September 10, 2018

Essence of American Leadership: The Legacy of Senator John McCain

Insights from Richard Fontaine.

By Richard Fontaine

Trans-Pacific View author Mercy Kuo regularly engages subject-matter experts, policy practitioners, and strategic thinkers across the globe for their diverse insights into U.S. Asia policy. This conversation with Richard Fontaine – president of the Center for a New American Security (CNAS) and former foreign policy advisor to U.S. Senator John McCain – is the 155th in “The Trans-Pacific View Insight Series.”

In what ways did the late Senator John McCain embody the essence of U.S. leadership?

Senator McCain believed deeply in American power as a force for good in the world. The United States possesses, he believed, unique responsibilities to lead in the world, both with action and by example. And so he supported strong alliances, a robust military, and the promotion of democracy and human rights in places where they are lacking. The Senator also believed, and pointed out repeatedly over the past few years, that U.S. leadership is an imperative – no benign power will simply step up in parts of the world where America chooses to disengage. And he thought that, however strong our country is in arms, it is stronger still in ideals – and we abandon our values not just at the world’s peril but our own.

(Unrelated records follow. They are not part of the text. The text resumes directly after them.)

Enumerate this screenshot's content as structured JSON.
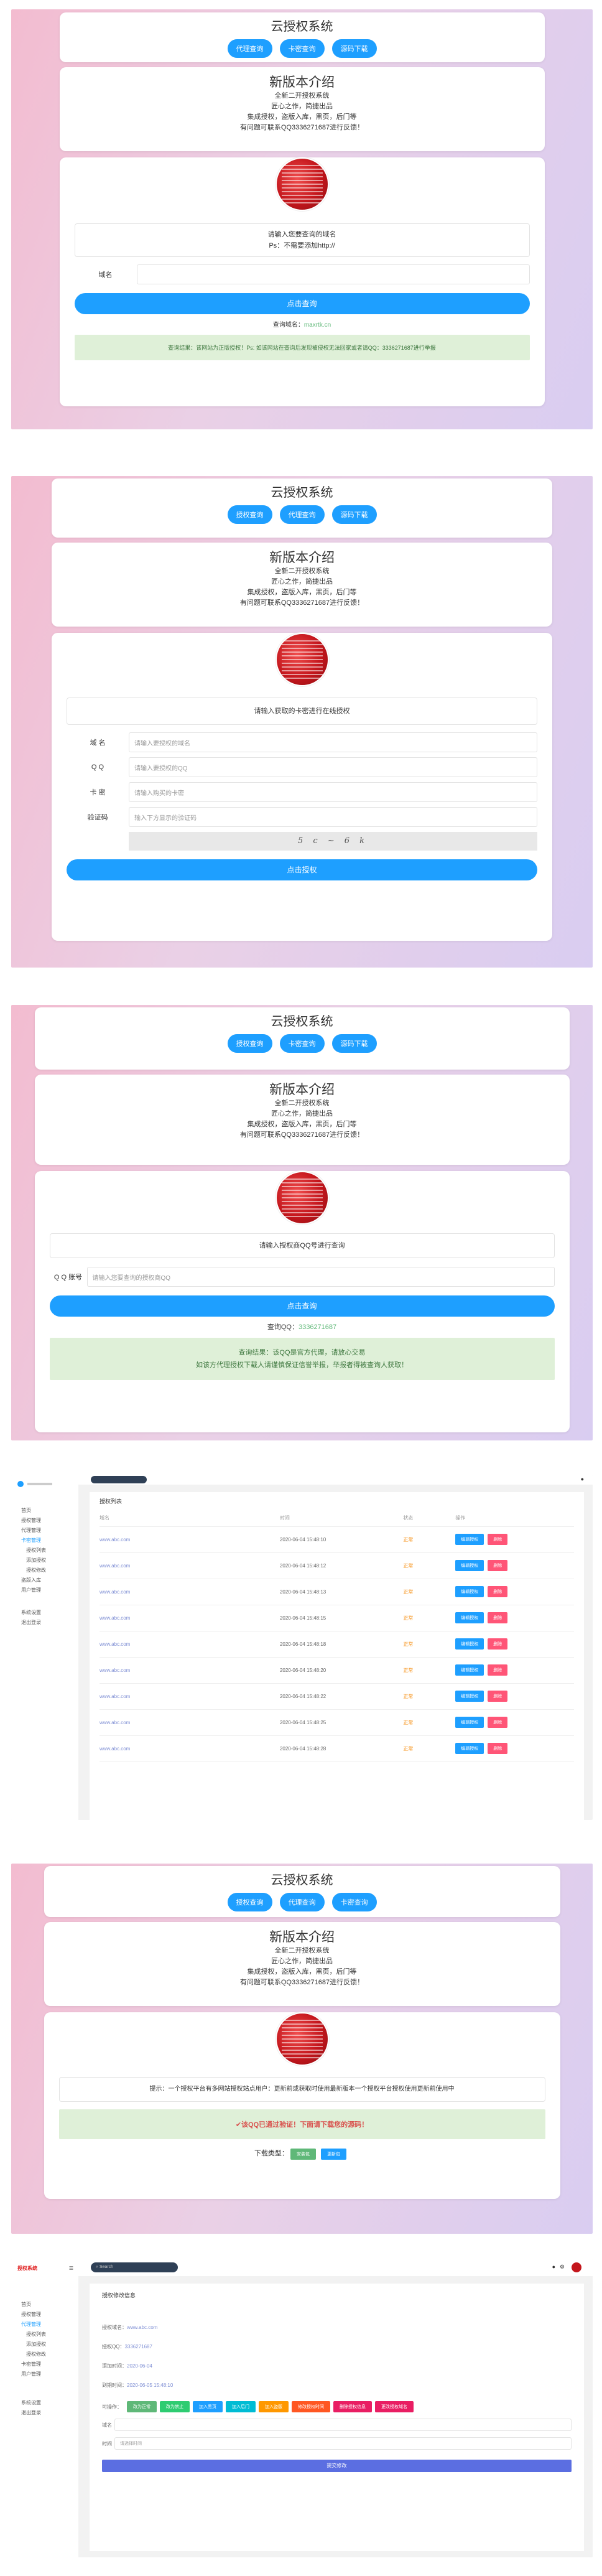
{
  "s1": {
    "title": "云授权系统",
    "buttons": [
      "代理查询",
      "卡密查询",
      "源码下载"
    ],
    "intro_title": "新版本介绍",
    "intro_lines": [
      "全新二开授权系统",
      "匠心之作，简捷出品",
      "集成授权，盗版入库，黑页，后门等",
      "有问题可联系QQ3336271687进行反馈！"
    ],
    "notice": [
      "请输入您要查询的域名",
      "Ps：不需要添加http://"
    ],
    "domain_label": "域名",
    "submit": "点击查询",
    "query_prefix": "查询域名：",
    "query_value": "maxrtk.cn",
    "result": "查询结果：该网站为正版授权！Ps: 如该网站在查询后发现被侵权无法回家或者请QQ：3336271687进行举报"
  },
  "s2": {
    "title": "云授权系统",
    "buttons": [
      "授权查询",
      "代理查询",
      "源码下载"
    ],
    "intro_title": "新版本介绍",
    "intro_lines": [
      "全新二开授权系统",
      "匠心之作，简捷出品",
      "集成授权，盗版入库，黑页，后门等",
      "有问题可联系QQ3336271687进行反馈！"
    ],
    "notice": "请输入获取的卡密进行在线授权",
    "fields": [
      {
        "label": "域 名",
        "placeholder": "请输入要授权的域名"
      },
      {
        "label": "Q Q",
        "placeholder": "请输入要授权的QQ"
      },
      {
        "label": "卡 密",
        "placeholder": "请输入购买的卡密"
      },
      {
        "label": "验证码",
        "placeholder": "输入下方显示的验证码"
      }
    ],
    "captcha": "5 c ~ 6 k",
    "submit": "点击授权"
  },
  "s3": {
    "title": "云授权系统",
    "buttons": [
      "授权查询",
      "卡密查询",
      "源码下载"
    ],
    "intro_title": "新版本介绍",
    "intro_lines": [
      "全新二开授权系统",
      "匠心之作，简捷出品",
      "集成授权，盗版入库，黑页，后门等",
      "有问题可联系QQ3336271687进行反馈！"
    ],
    "notice": "请输入授权商QQ号进行查询",
    "qq_label": "Q Q 账号",
    "qq_placeholder": "请输入您要查询的授权商QQ",
    "submit": "点击查询",
    "query_prefix": "查询QQ：",
    "query_value": "3336271687",
    "result_lines": [
      "查询结果：该QQ是官方代理，请放心交易",
      "如该方代理授权下载人请谨慎保证信誉举报，举报者得被查询人获取！"
    ]
  },
  "s4": {
    "menu": [
      "首页",
      "授权管理",
      "代理管理",
      "卡密管理",
      "盗版入库",
      "用户管理",
      "系统设置",
      "退出登录"
    ],
    "submenu": [
      "授权列表",
      "添加授权",
      "授权修改"
    ],
    "table_title": "授权列表",
    "headers": [
      "域名",
      "时间",
      "状态",
      "操作"
    ],
    "rows": [
      [
        "www.abc.com",
        "2020-06-04 15:48:10",
        "正常"
      ],
      [
        "www.abc.com",
        "2020-06-04 15:48:12",
        "正常"
      ],
      [
        "www.abc.com",
        "2020-06-04 15:48:13",
        "正常"
      ],
      [
        "www.abc.com",
        "2020-06-04 15:48:15",
        "正常"
      ],
      [
        "www.abc.com",
        "2020-06-04 15:48:18",
        "正常"
      ],
      [
        "www.abc.com",
        "2020-06-04 15:48:20",
        "正常"
      ],
      [
        "www.abc.com",
        "2020-06-04 15:48:22",
        "正常"
      ],
      [
        "www.abc.com",
        "2020-06-04 15:48:25",
        "正常"
      ],
      [
        "www.abc.com",
        "2020-06-04 15:48:28",
        "正常"
      ]
    ],
    "edit": "编辑授权",
    "delete": "删除"
  },
  "s5": {
    "title": "云授权系统",
    "buttons": [
      "授权查询",
      "代理查询",
      "卡密查询"
    ],
    "intro_title": "新版本介绍",
    "intro_lines": [
      "全新二开授权系统",
      "匠心之作，简捷出品",
      "集成授权，盗版入库，黑页，后门等",
      "有问题可联系QQ3336271687进行反馈！"
    ],
    "notice": "提示：一个授权平台有多网站授权站点用户：更新前或获取时使用最新版本一个授权平台授权使用更新前使用中",
    "ok": "✔该QQ已通过验证！下面请下载您的源码！",
    "download_label": "下载类型：",
    "download_buttons": [
      "安装包",
      "更新包"
    ]
  },
  "s6": {
    "brand": "授权系统",
    "search_placeholder": "Search",
    "menu": [
      "首页",
      "授权管理",
      "代理管理",
      "卡密管理",
      "用户管理",
      "系统设置",
      "退出登录"
    ],
    "submenu": [
      "授权列表",
      "添加授权",
      "授权修改"
    ],
    "panel_title": "授权修改信息",
    "fields": [
      {
        "label": "授权域名：",
        "value": "www.abc.com"
      },
      {
        "label": "授权QQ：",
        "value": "3336271687"
      },
      {
        "label": "添加时间：",
        "value": "2020-06-04"
      },
      {
        "label": "到期时间：",
        "value": "2020-06-05 15:48:10"
      }
    ],
    "op_label": "可操作：",
    "ops": [
      "改为正常",
      "改为禁止",
      "加入黑页",
      "加入后门",
      "加入盗版",
      "修改授权时间",
      "删除授权信息",
      "更改授权域名"
    ],
    "input1_label": "域名",
    "input2_label": "时间",
    "input2_placeholder": "请选择时间",
    "submit": "提交修改"
  }
}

What principles and values characterize Senator McCain’s leadership ethos?

Senator McCain believed in holding firm to a position where necessary and compromising when possible. He routinely crossed party lines, or bucked both Republican and Democratic presidents, in working on a variety of domestic and foreign policy issues. He inspired people – his Senate colleagues and staff and voters, to be sure, but also others who were moved by the power of his exhortations.

He also was very aware of his flaws. Senator McCain was no candidate for sainthood, but unlike many politicians who never admit to errors, or to changing their minds or positions, or to second thoughts, he did. He made mistakes, learned from them, and then went on to make new and different ones. This too, I believe, is an attribute of genuine leadership.

Read the Full Interview at The Diplomat